**PROBLEM TO WORK ON**
The data below is to be output in full, unchanged.

**Dataset items**
+---+

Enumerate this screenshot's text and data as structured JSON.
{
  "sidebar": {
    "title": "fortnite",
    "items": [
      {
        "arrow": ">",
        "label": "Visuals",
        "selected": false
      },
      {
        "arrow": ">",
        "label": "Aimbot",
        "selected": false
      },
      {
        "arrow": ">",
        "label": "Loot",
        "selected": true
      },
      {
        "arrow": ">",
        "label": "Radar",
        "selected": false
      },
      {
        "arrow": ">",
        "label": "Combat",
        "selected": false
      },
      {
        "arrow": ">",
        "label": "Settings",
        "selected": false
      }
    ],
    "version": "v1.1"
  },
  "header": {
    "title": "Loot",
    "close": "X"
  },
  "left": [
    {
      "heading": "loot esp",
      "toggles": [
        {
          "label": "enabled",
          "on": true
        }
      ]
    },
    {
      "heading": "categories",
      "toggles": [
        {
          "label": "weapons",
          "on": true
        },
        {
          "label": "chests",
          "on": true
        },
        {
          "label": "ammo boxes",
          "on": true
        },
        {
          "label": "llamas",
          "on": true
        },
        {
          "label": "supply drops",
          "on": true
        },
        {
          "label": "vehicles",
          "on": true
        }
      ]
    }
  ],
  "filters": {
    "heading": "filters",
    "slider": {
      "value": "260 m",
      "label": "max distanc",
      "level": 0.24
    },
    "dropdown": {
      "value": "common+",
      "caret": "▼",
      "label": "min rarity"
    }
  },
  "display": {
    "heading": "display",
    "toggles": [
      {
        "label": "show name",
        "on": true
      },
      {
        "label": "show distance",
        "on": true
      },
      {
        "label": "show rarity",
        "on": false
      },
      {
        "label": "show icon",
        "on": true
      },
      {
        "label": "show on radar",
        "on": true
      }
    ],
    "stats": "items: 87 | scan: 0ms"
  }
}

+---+

**ANSWER FOR THE TASK**
Enumerate this screenshot's text and data as structured JSON.
{
  "sidebar": {
    "title": "fortnite",
    "items": [
      {
        "arrow": ">",
        "label": "Visuals",
        "selected": false
      },
      {
        "arrow": ">",
        "label": "Aimbot",
        "selected": false
      },
      {
        "arrow": ">",
        "label": "Loot",
        "selected": true
      },
      {
        "arrow": ">",
        "label": "Radar",
        "selected": false
      },
      {
        "arrow": ">",
        "label": "Combat",
        "selected": false
      },
      {
        "arrow": ">",
        "label": "Settings",
        "selected": false
      }
    ],
    "version": "v1.1"
  },
  "header": {
    "title": "Loot",
    "close": "X"
  },
  "left": [
    {
      "heading": "loot esp",
      "toggles": [
        {
          "label": "enabled",
          "on": true
        }
      ]
    },
    {
      "heading": "categories",
      "toggles": [
        {
          "label": "weapons",
          "on": true
        },
        {
          "label": "chests",
          "on": true
        },
        {
          "label": "ammo boxes",
          "on": true
        },
        {
          "label": "llamas",
          "on": true
        },
        {
          "label": "supply drops",
          "on": true
        },
        {
          "label": "vehicles",
          "on": true
        }
      ]
    }
  ],
  "filters": {
    "heading": "filters",
    "slider": {
      "value": "260 m",
      "label": "max distanc",
      "level": 0.24
    },
    "dropdown": {
      "value": "common+",
      "caret": "▼",
      "label": "min rarity"
    }
  },
  "display": {
    "heading": "display",
    "toggles": [
      {
        "label": "show name",
        "on": true
      },
      {
        "label": "show distance",
        "on": true
      },
      {
        "label": "show rarity",
        "on": false
      },
      {
        "label": "show icon",
        "on": true
      },
      {
        "label": "show on radar",
        "on": true
      }
    ],
    "stats": "items: 87 | scan: 0ms"
  }
}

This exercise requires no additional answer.